Woffinden (page 197) says that on a day Nudds gave evidence (later identified as Fri-26-Jan) Acott was observed at the Bedford Hotel interviewing Anderson, during which she claimed to have lost a pair of black gloves. Then he claims (page 201) that, just before Anderson appeared as a witness the following Monday, Sherrard argued successfully for this evidence not to be admitted.
There is something wrong here.
Contemporary newspaper reports show that just before Anderson appeared as a witness on the Monday morning it was Swanwick who complained about impropriety, not Sherrard. He said it was “the defence solicitor” (presumably Kleinman) who had interviewed Anderson the previous Friday.
I would imagine that the defence would have had a copy of the police statements made by Louise Anderson, so any claim about losing gloves would have already been known to them. Do we know if the claim about her losing gloves was later made in court?
Here is another coincidence from the A6 Case. Mrs. Galvez of the Vienne Hotel was reported to have made a statement that she noticed black ladies’ gloves on top of a suitcase in Alphon’s room. This was at a time when Alphon was very much in the frame for the murder. I find it hard to place much reliability on this statement and suspect it was ‘coached’ from her by Acott and his men.
Then we have a similar detail popping up, potentially, in the evidence of Louise Anderson except this time to the detriment of Hanratty.
While on the subject of Acott possibly concocting something out of nothing to further his aims ...
Acott’s interview with Alphon's mother (Sept 22) and the “smashing” (Foot) of Alphon's alibi for the night of the murder: I’ve seen no direct quote of what Gladys Alphon told Acott, only the report in the Daily Sketch (Sept 23) that she "told detectives that he last visited their home in Gleneagle Rd, Streatham, two months ago."
Since Alphon hadn't said he'd met his mother at home, but on the street nearby, this statement not only leaves his alibi intact, but seems intended to mislead.
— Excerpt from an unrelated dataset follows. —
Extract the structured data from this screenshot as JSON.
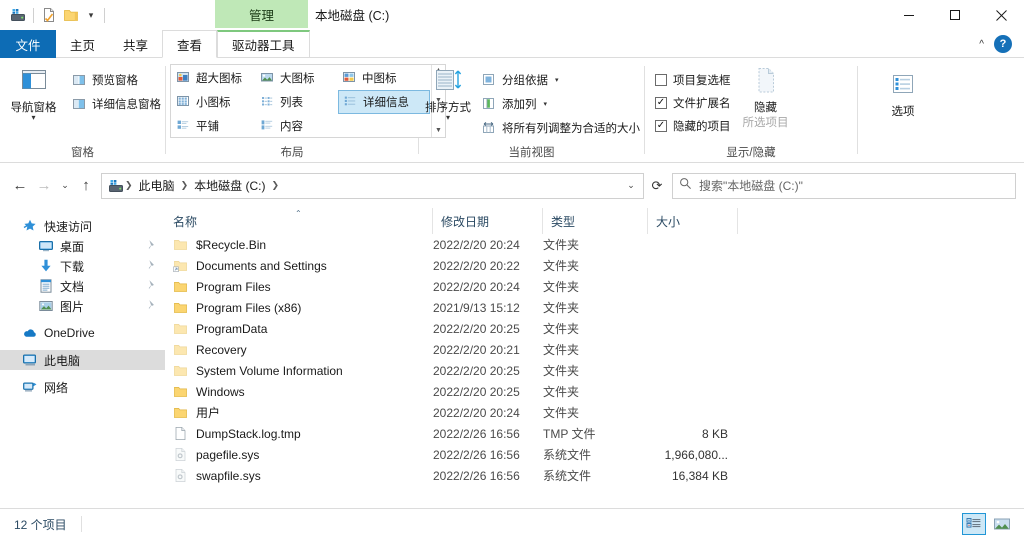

So my question is, did Gladys Alphon in fact affirm to Acott that she didn't meet her son anywhere that night, making his account of his movements wrong? Or did Acott finesse things and keep Alphon in the frame with a carefully worded statement to the press?
There is a long section of Acott’s interview with Gladys Alphon on Page 414 of Woffinden, although this was on 13-Sep – not 22-Sep.
Of course by then she was having to think back a few weeks - whereas when Alphon was first interviewed on 27th August, and said he had met his mother at 9.30pm on the 22nd, he only had to think back a few days.
I think that Gladys did give a vague reply, because of what Acott said when he interviewed Alphon.
Acott: “Can you think of anybody who can verify your statement?”
Alphon: “Only my mother. I met her at about 9pm at Streatham that night.”
Acott: “I’ve seen your mother, she’s not certain of the day.”
Alphon: “No, she’s got a very poor memory, but I saw her several times about then to get money from her and I cashed a few cheques but I can’t remember the days.”
Acott: Can you give me details of the cheques so that I might verify the dates?”
Alphon: “Well, there’s a difficulty there - we use different names ... it’s a personal matter, it’s got something to do with an annuity.”
Incidentally, this last thing Alphon said may explain the money that came into his bank account that he showed Foot. Not only income from the annuity itself, but perhaps also the result of shuffling amounts between various accounts.
The only thing that throws doubt on Alphon’s alibi is Nudds dubious middle statement.
Galves is accepted as the most reliable Vienna witness and she said that Durrant had still not arrived when she went to bed at 10pm. In the morning she put a star against his name in the register, as the last person to arrive the previous night, and then saw him with her own eyes.
Woffinden says that Alphon left the car in Ilford and then made his way to the Vienna - in order to tie in with his sighting by Galves, checking out and doing the other things for which he has an alibi in the afternoon - but in later editions suggested that the car was not left until the evening.